Nuclear Ghost Town Unearthed
In order to make plutonium for the hush-hush, rush-rush Manhattan Project during World War II, a town of 50,000 people sprang up almost overnight along the Columbia River near Richland, Wash.
This self-contained community, which built the Hanford reactor between 1943 and 1945, is now the subject of an archaeological study as cleanup proceeds on the facility, which last produced the radioactive material in 1987. “People came from across the country,” says Brian Smith, whose company has been analyzing trash that was burned and buried on site. “It was a focused melting pot run by the military in a very regimented way.”
Men and women were segregated—even married couples, at first—and the intensity of this isolated environment was not always eased by its movie theater, bowling alley and other recreational facilities.
Smith’s company has been sifting for the objects that showed how workers coped, such as booze bottles, and tried to keep a sense of identity, such as knickknacks.
Parking Garage Design Displayed
Sure, most parking garages are ugly. And, yes, they facilitate the guzzling of gas. But the National Building Museum in Washington, D.C., has mounted an exhibition, running through this summer, that explores the aesthetic and functional qualities of these facilities, which have been dotting cityscapes almost from the moment Americans went nuts for cars. Included in the show is a drawing by Frank Lloyd Wright for a planned-but-never-constructed hilltop tourist attraction with built-in parking—its circular style is strikingly similar to his design for the Guggenheim Museum in New York. “Many people have negative attitudes toward parking garages,” says the exhibit’s curator, Sarah Leavitt, “but our visitors have reacted very positively.”
Grave of Notorious Confederate Discovered
Some people believe that Thomas Pratt Turner was a Confederate war criminal, but the woman who recently located his grave is not one of them. Turner was the commandant of Libby Prison in Richmond, Va., where he presided over the physical abuse of Union soldiers and neglected the sick and wounded. After the Civil War ended, he fled to Cuba, fearing that he would be punished, but by 1872 he was working as a dentist in Memphis. He died in 1900 after being placed in an Odd Fellows home in the city of Clarksville, Tenn., and that’s where his grave was found by local historian Carolyn Stier Ferrell, while she was researching a forthcoming book about her hometown, Stories From the Queen City of the Cumberland. “Atrocities were committed on both side,” she says. “We’ll all be judged in the end, and I’m not going to pass judgment on anybody.”
Martha Washington Lives on in Cyberspace

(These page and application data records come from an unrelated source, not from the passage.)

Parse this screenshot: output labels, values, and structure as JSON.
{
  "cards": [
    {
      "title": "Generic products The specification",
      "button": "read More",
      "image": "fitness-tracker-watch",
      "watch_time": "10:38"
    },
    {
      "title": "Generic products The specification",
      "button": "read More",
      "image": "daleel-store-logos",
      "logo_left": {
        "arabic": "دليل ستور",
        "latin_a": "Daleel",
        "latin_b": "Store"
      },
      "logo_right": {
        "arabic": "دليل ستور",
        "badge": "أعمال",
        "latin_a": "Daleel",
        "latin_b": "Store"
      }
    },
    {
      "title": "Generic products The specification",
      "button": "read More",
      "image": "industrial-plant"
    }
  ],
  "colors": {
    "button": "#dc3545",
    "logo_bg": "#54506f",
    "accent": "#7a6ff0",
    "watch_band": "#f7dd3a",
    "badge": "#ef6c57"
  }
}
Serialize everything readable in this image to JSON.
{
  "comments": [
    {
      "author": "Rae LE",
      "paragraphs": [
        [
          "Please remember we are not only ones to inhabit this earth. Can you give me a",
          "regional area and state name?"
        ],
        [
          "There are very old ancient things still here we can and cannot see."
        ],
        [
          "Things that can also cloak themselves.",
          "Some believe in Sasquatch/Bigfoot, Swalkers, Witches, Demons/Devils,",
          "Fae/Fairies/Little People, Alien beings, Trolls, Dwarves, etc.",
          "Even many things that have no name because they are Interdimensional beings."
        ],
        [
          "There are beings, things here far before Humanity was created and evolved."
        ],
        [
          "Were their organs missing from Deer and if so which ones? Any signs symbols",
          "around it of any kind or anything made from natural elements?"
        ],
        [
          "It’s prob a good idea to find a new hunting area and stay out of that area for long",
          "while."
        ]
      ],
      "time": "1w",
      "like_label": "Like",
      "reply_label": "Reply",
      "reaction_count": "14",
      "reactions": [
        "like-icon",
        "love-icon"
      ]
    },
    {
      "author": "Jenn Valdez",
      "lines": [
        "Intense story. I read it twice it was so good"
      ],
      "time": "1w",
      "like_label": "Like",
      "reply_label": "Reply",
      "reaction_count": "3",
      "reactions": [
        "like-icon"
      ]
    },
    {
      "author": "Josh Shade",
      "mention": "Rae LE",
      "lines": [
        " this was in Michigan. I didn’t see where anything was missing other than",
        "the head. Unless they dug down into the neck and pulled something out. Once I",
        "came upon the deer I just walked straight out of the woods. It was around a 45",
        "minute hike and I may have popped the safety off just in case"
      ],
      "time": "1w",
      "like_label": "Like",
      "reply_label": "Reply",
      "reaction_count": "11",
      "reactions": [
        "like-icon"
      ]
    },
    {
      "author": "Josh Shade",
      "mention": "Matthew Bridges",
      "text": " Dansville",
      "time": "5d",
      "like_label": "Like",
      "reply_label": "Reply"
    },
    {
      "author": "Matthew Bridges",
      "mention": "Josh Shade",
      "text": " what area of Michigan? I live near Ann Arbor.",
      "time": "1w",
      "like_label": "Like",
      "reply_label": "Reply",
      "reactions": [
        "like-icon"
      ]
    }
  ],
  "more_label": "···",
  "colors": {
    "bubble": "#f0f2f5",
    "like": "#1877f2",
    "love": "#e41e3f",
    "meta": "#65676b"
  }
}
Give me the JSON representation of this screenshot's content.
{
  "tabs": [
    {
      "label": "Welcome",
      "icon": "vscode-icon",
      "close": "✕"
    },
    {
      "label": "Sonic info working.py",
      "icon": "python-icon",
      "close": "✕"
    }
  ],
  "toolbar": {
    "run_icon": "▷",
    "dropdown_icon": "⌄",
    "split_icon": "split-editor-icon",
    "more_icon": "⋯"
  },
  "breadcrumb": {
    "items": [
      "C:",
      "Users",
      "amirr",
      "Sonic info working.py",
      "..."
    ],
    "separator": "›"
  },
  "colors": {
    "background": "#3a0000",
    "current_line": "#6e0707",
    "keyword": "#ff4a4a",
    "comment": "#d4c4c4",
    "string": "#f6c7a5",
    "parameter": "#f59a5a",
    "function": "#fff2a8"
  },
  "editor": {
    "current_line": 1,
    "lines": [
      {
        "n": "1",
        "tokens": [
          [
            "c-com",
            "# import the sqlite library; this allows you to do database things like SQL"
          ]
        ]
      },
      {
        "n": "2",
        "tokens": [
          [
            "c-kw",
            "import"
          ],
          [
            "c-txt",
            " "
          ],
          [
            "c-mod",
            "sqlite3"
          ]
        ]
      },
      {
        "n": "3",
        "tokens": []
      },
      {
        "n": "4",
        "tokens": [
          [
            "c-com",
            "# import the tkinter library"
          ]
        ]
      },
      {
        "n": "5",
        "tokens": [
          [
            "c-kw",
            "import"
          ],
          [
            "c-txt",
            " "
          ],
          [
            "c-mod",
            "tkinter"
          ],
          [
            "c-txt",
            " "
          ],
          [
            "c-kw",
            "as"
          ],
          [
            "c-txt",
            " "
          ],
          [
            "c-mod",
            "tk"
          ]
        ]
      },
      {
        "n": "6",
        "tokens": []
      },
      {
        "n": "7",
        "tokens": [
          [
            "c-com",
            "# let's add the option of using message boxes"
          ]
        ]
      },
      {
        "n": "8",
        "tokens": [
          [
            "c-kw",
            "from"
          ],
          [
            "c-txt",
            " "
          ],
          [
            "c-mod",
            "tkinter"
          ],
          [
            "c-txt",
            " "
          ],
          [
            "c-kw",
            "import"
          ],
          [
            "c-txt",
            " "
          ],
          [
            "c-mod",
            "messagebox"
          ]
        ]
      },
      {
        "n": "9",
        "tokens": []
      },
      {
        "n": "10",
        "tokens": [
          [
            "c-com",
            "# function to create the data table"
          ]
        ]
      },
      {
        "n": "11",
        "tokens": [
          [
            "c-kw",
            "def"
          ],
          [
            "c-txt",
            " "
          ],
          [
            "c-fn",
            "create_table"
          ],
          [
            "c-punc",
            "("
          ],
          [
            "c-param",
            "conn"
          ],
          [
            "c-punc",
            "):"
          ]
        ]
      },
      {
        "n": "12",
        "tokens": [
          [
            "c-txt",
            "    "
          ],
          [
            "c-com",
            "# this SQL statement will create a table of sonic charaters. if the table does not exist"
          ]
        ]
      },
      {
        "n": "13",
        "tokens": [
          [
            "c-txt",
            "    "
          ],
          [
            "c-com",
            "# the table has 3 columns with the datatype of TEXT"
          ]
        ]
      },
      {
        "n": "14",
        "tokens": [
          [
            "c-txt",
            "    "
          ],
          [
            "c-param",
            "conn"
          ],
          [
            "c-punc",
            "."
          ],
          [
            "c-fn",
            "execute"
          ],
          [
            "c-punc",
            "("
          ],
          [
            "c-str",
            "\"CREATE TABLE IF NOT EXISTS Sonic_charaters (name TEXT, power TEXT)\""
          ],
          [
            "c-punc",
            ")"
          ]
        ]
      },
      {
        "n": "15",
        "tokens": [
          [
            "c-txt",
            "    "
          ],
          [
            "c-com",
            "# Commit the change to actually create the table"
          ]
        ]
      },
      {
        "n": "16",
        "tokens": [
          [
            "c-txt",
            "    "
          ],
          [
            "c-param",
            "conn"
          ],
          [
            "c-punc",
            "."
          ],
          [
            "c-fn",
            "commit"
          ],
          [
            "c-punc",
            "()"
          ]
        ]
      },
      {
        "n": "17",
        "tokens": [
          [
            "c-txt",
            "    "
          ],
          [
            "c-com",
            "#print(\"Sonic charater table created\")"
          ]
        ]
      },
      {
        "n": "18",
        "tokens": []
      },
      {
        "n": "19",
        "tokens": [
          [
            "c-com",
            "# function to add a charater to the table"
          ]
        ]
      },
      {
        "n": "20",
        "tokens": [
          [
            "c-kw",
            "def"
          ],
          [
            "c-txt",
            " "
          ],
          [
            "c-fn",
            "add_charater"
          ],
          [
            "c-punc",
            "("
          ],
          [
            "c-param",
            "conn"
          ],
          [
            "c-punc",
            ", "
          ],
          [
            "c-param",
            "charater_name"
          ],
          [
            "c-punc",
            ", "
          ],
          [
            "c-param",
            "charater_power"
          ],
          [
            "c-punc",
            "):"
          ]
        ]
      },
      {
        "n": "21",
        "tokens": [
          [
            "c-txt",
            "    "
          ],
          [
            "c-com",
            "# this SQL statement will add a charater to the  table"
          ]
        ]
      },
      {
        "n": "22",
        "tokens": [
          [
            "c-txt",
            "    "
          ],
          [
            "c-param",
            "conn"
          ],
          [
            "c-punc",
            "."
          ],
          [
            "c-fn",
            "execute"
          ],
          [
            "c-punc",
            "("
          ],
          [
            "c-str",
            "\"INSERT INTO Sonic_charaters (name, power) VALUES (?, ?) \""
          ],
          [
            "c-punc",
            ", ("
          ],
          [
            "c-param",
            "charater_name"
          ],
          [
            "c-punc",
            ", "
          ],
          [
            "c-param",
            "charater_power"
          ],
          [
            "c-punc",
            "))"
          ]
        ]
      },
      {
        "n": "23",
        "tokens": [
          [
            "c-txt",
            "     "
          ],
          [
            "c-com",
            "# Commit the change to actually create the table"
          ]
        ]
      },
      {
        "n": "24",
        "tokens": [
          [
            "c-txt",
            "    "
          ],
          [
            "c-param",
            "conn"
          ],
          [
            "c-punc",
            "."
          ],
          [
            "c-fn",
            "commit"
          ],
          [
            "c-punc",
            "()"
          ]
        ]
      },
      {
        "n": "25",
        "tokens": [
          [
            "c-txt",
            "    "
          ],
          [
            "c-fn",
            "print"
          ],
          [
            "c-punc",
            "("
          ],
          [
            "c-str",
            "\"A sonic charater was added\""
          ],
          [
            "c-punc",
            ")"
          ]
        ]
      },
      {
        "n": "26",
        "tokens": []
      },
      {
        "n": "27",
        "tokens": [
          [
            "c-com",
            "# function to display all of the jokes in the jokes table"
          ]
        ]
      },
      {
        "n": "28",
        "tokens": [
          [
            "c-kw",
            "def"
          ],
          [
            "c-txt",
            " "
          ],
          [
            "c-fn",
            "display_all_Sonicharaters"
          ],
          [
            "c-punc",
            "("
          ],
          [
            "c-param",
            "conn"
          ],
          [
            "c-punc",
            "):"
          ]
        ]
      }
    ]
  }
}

A new Web site shows Martha Washington in a different light, one that bends around the huge shadow cast by her second husband and our first president. A joint venture between George Mason University and Mount Vernon, Martha Washington: A Life (marthawashington.us) provides biographical material, as well as a gallery of documents and objects relating to her. “She’s a much more interesting person than I think she’s given credit for,” says Rosemarie Zagarri, a history professor at George Mason who wrote the site’s content. “It’s an interpretive Web site, not just the bare-bones facts of her life.”
Originally published in the April 2010 issue of American History. To subscribe, click here.